This was a time when Americans recognized the need to fix problems created by urbanization and industrialization. Social reformers actively addressed urban troubles through government and private efforts so as to alleviate suffering and provide better access to the opportunities offered by a free and open society.
Winnetka embraced the spirit of reform in this era both in Chicago, a hotbed of Progressivism, and at home via infrastructure improvement and social experimentation.
Social reform in Winnetka included dramatic change in village governance, schools, and organized children’s activities. The creation of the Winnetka Community House was part of this effort, offering scouting, sports activities and clubs for girls and boys, as well as providing a gathering place for all. The Winnetka Caucus was organized to provide clear communication between residents and their elected leaders. Prominent Winnetkans such as Henry Demarest Lloyd (a close friend of Jane Addams, founder of Hull House) offered direct assistance to the settlement house movement in Chicago.

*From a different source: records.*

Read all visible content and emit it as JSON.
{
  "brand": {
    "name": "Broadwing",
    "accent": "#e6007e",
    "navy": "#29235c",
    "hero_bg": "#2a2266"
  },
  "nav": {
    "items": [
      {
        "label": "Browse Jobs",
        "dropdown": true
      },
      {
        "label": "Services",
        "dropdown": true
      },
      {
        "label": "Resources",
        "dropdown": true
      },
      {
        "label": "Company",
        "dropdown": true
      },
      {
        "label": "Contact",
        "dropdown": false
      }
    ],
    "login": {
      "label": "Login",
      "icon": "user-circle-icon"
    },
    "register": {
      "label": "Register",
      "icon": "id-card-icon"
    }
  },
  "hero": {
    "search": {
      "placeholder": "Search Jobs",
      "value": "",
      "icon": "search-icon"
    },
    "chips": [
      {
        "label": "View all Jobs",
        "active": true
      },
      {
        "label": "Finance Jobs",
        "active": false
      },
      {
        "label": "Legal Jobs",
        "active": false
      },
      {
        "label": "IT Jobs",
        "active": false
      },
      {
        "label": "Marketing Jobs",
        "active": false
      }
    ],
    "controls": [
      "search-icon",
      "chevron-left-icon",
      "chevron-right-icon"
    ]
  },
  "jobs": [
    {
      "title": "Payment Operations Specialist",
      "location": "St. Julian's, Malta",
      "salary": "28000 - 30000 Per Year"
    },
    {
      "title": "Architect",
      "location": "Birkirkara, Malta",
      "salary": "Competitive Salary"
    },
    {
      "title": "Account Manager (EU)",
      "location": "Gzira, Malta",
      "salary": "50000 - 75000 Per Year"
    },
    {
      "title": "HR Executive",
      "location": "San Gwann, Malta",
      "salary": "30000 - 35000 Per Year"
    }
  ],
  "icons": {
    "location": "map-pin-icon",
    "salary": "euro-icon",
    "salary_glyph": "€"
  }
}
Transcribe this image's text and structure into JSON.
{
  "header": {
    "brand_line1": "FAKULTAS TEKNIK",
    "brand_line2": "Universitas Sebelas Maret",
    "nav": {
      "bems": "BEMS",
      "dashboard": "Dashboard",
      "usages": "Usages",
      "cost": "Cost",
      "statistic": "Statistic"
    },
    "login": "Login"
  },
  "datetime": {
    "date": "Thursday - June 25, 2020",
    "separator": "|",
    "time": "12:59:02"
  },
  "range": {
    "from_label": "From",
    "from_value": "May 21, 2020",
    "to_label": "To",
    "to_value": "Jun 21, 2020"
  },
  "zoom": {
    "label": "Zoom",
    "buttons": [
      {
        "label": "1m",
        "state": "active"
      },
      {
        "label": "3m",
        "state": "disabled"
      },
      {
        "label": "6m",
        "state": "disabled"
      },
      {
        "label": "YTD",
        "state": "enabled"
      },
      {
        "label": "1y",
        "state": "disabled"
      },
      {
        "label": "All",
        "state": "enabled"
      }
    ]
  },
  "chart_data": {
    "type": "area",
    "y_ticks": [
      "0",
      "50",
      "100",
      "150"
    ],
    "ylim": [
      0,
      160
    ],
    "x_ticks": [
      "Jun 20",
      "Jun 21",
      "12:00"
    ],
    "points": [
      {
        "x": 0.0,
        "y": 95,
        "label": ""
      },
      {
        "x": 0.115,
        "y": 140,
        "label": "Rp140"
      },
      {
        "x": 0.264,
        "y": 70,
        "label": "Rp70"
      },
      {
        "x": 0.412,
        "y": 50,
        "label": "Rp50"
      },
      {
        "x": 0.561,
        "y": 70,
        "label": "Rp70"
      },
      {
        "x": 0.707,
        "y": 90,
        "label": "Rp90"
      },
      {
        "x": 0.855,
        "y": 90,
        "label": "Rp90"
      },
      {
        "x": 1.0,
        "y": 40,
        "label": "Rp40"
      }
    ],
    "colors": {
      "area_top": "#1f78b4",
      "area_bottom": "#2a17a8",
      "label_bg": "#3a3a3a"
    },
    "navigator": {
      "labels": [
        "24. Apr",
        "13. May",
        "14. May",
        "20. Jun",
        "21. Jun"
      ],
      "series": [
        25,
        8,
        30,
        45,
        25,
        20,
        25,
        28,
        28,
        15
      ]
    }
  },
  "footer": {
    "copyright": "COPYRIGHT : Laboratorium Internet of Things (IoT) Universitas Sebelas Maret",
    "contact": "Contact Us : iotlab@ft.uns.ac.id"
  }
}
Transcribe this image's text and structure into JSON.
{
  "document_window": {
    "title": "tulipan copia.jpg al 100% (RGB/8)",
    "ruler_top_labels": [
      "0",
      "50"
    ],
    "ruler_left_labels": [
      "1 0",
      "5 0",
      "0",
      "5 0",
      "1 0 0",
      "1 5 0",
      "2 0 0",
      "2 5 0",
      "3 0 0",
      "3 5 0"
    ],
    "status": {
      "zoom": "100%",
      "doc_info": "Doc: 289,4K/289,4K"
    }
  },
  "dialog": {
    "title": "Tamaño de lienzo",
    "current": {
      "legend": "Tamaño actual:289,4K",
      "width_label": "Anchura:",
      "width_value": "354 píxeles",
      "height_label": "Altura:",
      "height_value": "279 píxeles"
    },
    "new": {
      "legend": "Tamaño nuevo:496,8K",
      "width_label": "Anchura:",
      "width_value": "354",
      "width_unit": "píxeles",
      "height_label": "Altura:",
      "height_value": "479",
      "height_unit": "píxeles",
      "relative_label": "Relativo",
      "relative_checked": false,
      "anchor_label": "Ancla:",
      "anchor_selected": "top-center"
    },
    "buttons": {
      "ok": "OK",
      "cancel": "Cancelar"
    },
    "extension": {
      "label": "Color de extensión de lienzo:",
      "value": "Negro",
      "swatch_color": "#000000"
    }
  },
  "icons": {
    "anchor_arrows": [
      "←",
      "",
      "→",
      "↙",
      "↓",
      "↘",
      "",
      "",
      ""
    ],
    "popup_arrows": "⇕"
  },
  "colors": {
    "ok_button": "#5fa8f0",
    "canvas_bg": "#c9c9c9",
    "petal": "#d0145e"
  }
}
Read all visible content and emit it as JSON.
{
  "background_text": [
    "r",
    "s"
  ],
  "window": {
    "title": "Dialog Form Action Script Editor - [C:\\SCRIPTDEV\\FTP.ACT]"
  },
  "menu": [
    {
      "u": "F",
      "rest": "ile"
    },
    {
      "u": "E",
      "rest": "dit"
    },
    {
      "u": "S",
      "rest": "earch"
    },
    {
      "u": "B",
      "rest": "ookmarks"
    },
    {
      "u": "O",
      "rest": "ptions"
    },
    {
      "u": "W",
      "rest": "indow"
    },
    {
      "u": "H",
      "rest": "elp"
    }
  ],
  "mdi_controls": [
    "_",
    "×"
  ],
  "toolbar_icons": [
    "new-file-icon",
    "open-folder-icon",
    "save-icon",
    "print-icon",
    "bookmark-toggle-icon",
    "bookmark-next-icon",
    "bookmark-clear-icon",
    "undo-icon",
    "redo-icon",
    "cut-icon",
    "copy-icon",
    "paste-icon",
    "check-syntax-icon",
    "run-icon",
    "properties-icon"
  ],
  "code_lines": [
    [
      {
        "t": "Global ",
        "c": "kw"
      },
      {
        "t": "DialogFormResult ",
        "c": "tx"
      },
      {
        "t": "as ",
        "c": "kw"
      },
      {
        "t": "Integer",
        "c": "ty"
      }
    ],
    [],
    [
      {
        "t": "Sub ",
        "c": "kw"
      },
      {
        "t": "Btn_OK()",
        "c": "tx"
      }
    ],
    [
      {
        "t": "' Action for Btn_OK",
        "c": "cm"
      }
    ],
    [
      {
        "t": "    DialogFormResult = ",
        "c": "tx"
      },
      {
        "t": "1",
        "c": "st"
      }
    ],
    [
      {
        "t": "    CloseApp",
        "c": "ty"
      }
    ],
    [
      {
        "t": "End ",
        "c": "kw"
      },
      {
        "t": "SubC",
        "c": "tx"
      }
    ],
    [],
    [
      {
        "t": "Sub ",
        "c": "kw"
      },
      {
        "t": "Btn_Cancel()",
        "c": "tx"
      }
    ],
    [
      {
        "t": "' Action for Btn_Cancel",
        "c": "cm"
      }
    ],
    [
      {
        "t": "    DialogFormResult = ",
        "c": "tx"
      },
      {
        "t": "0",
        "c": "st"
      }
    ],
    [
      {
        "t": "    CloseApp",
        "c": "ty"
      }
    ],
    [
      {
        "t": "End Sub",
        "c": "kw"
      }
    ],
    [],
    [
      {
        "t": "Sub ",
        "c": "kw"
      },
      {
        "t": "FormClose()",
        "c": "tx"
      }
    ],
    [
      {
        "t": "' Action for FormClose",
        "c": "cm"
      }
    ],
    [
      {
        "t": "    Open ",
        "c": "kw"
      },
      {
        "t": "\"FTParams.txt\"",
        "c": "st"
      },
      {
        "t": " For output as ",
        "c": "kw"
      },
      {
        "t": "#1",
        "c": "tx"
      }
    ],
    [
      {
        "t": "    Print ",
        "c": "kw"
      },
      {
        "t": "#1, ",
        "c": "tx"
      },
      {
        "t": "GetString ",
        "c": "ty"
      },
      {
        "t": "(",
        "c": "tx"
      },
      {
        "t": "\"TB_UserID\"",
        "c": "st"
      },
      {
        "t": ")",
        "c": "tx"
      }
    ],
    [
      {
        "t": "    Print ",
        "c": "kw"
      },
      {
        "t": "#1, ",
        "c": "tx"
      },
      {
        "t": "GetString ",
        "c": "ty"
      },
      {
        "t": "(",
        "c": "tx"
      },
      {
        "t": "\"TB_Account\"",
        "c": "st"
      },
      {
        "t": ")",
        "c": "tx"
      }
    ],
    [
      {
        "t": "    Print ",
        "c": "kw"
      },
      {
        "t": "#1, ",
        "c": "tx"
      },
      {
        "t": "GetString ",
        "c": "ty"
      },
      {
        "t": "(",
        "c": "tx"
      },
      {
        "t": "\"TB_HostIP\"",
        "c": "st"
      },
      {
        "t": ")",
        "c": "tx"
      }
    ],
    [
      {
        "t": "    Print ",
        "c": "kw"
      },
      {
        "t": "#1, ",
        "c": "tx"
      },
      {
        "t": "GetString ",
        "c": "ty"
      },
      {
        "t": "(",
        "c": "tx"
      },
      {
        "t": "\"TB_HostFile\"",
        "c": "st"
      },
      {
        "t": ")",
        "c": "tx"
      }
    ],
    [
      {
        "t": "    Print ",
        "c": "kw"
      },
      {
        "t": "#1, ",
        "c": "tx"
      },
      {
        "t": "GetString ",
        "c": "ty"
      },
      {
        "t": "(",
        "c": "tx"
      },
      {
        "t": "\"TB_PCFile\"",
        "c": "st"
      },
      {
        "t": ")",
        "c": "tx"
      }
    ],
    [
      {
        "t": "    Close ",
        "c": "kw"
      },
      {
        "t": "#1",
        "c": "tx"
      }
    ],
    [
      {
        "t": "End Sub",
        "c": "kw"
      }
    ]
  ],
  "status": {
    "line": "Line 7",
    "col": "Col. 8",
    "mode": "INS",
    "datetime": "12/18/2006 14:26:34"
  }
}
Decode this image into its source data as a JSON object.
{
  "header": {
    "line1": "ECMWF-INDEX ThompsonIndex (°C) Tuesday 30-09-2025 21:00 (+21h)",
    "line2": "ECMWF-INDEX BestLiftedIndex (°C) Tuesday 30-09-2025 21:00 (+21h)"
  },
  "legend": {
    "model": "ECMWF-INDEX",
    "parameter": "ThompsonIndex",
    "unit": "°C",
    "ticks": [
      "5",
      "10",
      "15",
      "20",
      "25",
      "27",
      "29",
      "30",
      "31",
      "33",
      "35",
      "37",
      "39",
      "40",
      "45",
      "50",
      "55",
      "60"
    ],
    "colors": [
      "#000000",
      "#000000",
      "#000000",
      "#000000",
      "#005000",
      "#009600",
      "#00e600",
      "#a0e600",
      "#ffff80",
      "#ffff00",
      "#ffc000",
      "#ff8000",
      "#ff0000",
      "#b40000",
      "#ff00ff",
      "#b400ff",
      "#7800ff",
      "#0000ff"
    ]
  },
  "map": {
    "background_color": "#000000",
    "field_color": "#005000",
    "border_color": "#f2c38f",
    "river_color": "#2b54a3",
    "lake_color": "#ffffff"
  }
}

Via the Winnetka Woman’s Club and the Village Improvement Association, Winnetkans lobbied for garbage pickup, a water plant, sewer system and electric street lights. Governmental ownership of utilities was a hot topic of the day – Winnetka took the unique position that our local government should control our utilities by building – and retaining – our own power plant. A decision made one hundred years ago provides us with cost-efficient electricity today.
The Progressive Era was a time of direct engagement, active problem solving and willingness to experiment across social classes for the greater good. The era introduced Winnetka to new concepts that have become the social bedrock of the Village that we know today.
Our permanent exhibit, housed in the Carol and Jim Hansen gallery, features seven subject areas encompassing Winnetka history. Browse through photos, articles and artifacts that tell the story of Winnetka…